What is needed is each line of the data below that holds the string "Recent".

● ● ● ● ●

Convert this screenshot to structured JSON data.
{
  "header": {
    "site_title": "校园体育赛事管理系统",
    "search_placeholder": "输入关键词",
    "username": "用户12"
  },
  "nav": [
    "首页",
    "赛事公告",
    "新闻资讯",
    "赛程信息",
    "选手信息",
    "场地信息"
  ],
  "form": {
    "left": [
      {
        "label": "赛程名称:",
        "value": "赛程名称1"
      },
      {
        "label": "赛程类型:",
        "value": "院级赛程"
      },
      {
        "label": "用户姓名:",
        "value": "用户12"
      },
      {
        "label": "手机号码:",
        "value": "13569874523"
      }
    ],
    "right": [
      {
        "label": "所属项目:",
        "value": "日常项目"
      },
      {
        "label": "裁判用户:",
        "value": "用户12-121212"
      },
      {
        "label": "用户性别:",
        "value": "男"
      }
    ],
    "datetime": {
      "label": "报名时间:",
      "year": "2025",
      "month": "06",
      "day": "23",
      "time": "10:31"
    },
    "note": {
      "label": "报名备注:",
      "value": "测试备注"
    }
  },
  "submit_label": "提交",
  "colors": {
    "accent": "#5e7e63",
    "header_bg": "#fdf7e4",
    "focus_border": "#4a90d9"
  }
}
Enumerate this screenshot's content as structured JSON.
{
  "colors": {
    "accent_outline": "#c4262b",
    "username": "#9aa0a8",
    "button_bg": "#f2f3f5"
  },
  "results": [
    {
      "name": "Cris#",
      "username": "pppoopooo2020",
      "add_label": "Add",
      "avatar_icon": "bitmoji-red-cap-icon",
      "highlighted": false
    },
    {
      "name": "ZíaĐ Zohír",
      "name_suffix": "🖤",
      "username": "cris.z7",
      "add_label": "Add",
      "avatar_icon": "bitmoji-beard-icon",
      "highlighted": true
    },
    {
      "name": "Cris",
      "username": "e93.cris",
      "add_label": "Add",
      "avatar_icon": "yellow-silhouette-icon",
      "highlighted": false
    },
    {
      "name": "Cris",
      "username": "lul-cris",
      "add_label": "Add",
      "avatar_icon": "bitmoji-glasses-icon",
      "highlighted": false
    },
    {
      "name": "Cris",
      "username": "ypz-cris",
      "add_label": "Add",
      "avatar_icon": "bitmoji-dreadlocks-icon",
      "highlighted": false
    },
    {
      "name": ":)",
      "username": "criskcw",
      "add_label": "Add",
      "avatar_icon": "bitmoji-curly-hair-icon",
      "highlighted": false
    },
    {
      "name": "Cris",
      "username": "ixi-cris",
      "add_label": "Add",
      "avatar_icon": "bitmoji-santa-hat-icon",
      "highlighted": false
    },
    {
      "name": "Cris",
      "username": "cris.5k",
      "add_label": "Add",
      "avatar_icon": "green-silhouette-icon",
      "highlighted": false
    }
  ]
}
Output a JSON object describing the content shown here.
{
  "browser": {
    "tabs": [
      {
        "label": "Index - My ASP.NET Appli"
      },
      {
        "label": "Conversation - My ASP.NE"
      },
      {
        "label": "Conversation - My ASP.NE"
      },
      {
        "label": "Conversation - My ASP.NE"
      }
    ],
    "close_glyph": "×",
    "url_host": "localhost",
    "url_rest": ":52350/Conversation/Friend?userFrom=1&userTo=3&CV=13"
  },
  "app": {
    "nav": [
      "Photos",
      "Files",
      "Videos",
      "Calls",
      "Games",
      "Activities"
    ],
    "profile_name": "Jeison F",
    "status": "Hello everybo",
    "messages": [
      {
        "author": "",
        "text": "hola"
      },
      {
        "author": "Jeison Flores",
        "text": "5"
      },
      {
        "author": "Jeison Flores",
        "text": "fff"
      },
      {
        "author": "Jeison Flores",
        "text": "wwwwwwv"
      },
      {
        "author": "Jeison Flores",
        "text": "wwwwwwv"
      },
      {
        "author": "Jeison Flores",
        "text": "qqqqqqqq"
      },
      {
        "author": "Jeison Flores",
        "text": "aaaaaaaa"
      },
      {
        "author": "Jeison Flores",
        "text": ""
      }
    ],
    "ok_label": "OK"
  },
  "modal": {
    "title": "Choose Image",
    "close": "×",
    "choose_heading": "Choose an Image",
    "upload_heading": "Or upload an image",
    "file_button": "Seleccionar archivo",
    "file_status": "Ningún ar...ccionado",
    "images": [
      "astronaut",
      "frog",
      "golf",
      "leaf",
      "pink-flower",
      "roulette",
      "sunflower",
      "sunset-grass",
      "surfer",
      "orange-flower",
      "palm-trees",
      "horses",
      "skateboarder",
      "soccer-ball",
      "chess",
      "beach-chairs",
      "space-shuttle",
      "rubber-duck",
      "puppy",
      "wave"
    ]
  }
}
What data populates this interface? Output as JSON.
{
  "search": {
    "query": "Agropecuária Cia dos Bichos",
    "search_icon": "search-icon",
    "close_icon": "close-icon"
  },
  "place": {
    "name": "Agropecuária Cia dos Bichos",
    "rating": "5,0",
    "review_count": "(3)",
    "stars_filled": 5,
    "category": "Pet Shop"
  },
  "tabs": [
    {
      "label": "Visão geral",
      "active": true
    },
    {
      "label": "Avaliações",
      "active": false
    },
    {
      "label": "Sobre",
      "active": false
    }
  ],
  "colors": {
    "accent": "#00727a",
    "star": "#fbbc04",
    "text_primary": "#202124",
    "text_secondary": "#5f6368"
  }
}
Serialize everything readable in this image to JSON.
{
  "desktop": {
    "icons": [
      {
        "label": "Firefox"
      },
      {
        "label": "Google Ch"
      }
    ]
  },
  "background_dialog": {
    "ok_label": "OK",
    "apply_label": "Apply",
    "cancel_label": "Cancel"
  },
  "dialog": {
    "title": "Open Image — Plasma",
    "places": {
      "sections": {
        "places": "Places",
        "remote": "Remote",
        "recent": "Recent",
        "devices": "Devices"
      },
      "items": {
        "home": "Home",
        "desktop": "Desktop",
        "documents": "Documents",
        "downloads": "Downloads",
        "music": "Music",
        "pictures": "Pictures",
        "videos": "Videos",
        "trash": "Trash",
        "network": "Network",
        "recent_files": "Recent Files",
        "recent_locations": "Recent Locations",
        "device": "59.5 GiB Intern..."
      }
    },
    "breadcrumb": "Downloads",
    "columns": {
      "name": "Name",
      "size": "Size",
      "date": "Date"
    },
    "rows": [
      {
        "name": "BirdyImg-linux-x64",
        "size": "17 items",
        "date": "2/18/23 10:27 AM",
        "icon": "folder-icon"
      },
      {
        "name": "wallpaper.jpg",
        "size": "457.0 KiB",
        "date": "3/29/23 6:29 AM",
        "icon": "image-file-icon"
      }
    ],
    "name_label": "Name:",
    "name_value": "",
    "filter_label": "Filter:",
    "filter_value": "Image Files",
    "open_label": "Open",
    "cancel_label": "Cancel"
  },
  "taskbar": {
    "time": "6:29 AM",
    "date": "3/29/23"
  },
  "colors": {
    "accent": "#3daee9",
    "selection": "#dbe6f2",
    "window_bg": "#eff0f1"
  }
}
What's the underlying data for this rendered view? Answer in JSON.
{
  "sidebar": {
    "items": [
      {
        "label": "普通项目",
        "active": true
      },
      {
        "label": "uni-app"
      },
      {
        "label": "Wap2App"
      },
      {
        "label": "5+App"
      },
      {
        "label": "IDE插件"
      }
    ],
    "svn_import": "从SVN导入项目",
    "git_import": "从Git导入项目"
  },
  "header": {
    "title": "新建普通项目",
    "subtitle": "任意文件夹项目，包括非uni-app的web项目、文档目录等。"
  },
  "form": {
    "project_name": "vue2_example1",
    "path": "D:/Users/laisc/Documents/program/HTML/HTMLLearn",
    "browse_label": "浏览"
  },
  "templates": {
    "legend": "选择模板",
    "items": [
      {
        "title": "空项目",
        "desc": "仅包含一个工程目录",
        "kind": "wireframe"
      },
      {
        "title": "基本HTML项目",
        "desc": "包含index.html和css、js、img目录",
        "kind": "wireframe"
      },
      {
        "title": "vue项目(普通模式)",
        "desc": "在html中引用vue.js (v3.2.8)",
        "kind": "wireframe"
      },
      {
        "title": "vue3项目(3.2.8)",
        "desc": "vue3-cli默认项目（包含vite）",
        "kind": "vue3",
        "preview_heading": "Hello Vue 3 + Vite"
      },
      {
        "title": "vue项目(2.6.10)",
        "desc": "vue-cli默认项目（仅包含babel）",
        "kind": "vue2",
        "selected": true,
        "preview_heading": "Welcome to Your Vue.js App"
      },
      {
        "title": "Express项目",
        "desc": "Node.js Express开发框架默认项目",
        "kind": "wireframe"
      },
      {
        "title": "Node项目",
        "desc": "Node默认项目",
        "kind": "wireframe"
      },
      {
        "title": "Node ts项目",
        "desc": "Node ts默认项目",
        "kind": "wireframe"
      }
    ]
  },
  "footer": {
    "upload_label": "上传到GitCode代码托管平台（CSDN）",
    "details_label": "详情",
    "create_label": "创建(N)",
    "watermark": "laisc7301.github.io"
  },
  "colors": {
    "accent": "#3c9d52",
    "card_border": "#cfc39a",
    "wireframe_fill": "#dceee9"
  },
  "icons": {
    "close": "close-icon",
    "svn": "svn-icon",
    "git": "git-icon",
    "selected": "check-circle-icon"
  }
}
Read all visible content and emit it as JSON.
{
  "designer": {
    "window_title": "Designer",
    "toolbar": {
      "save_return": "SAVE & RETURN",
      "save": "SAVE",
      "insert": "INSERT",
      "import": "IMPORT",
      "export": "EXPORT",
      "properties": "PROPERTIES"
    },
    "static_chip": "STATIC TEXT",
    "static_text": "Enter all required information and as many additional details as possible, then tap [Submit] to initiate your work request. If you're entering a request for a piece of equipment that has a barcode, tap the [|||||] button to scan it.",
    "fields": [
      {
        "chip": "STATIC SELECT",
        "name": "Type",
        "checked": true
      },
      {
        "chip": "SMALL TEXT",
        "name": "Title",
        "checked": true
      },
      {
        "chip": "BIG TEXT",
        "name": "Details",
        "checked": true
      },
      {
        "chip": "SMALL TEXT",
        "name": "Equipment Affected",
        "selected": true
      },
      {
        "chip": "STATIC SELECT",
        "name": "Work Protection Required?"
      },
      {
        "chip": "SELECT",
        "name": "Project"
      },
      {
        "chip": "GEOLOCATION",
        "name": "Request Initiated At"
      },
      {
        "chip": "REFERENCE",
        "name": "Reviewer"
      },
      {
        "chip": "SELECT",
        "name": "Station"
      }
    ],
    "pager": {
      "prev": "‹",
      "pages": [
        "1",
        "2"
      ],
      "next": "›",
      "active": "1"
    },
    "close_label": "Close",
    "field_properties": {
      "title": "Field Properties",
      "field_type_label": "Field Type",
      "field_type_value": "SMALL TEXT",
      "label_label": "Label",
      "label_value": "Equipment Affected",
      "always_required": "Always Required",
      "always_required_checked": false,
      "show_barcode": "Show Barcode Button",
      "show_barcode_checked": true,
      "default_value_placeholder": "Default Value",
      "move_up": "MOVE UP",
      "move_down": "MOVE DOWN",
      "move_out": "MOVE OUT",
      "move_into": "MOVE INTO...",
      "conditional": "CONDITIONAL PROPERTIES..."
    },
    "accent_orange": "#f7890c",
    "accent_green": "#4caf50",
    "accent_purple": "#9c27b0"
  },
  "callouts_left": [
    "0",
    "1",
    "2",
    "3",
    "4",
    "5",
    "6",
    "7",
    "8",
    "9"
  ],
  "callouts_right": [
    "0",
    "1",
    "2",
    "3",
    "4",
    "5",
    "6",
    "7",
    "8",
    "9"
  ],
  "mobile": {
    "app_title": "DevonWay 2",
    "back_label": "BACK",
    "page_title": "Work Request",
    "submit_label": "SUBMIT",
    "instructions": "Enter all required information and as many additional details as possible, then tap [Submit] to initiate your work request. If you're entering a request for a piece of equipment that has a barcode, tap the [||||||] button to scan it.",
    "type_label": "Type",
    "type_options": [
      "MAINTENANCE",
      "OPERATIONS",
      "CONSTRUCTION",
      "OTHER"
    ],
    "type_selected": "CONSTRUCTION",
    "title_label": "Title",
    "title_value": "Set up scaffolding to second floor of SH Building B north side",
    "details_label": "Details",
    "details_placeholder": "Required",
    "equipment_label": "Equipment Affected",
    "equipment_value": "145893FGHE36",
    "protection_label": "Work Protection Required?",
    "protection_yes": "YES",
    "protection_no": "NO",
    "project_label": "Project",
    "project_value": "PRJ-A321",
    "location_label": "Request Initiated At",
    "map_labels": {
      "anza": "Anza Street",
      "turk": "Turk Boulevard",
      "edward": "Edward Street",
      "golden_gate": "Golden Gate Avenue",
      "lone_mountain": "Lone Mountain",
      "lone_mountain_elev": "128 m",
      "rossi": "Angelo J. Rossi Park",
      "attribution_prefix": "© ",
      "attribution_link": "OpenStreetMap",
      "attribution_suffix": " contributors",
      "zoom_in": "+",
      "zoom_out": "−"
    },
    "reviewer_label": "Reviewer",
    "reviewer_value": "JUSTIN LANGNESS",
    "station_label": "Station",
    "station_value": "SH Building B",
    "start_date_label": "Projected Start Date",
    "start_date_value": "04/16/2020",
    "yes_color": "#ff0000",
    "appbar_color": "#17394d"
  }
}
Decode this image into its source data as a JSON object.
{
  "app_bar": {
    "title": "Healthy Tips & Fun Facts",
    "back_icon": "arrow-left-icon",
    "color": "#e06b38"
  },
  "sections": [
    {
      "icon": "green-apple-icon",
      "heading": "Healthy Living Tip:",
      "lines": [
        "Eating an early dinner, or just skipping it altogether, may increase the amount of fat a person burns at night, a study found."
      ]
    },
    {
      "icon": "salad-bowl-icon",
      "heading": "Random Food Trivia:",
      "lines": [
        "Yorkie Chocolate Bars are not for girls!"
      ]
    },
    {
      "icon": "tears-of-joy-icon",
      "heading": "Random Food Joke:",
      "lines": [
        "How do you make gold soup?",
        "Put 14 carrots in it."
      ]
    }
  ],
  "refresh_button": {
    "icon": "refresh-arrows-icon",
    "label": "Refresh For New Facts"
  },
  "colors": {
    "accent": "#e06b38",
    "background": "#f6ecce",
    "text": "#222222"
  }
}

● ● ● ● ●

Written solution:
        "recent": "Recent",
        "recent_files": "Recent Files",
        "recent_locations": "Recent Locations",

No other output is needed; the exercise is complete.